These cultural and aspirational changes foster a measure of economic success – logging, damming, grazing, draining, channeling, pumping, piping, powering. Most anyone who's lived in or traveled through this country can see and knows the score. Most profound to me is the killings, direct or indirect. For example, native mammals fearfully classed as Predators or Competitors – coyote, cougar, bear, rabbit, prairie dog, for example, are trapped, shot, poisoned with relentless abandon. Plants too are attacked. Most visible these days in the arid west are the acres upon acres of clear-cut Western Juniper, including many mature trees in place before arrival of the Euroamerican culture in the 1800s. Sometimes the logic of cut lands demands a burning, seared to the ground.
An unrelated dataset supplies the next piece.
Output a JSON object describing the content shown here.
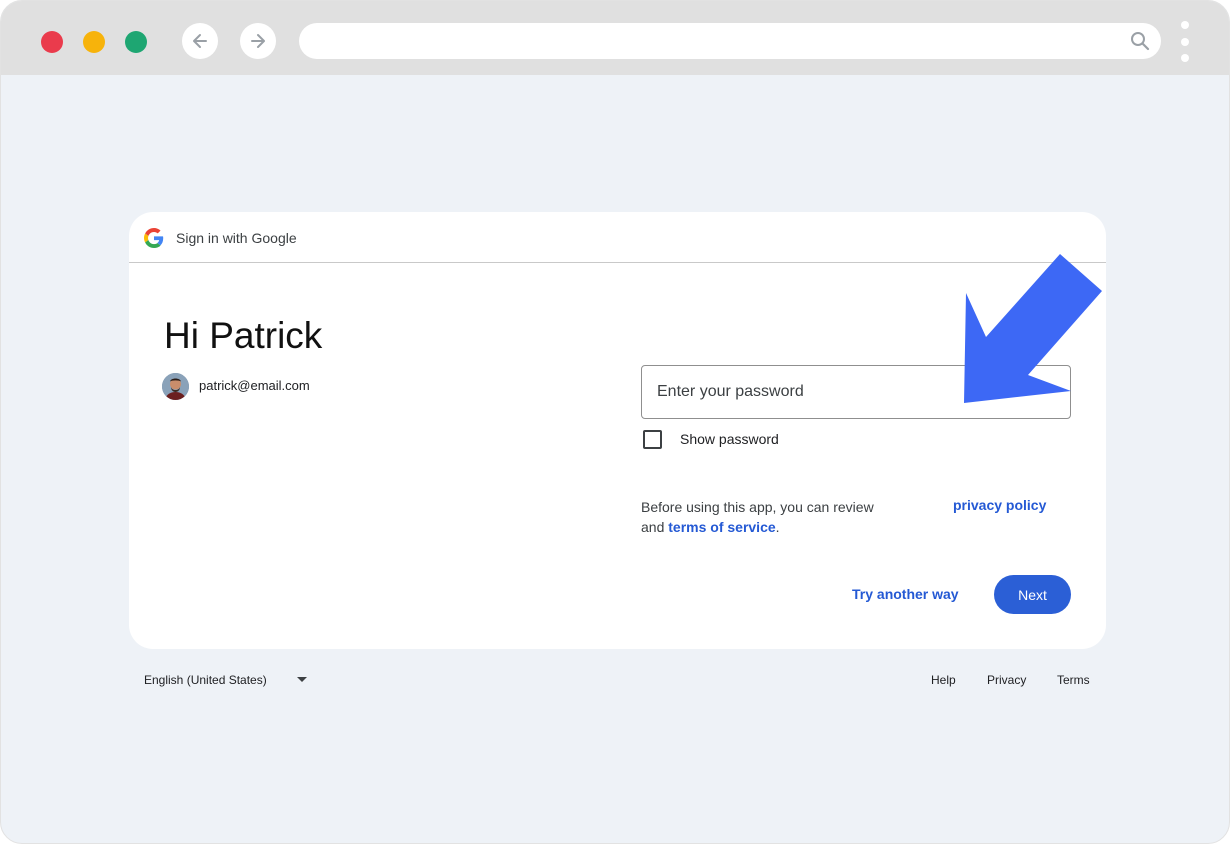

Rock art as witness.
This collection of 24 photos from a trip this month in Three Corners – the border intersection of Oregon-California-Nevada - navigates places of the actual as a way of looking, of being present in old time and new.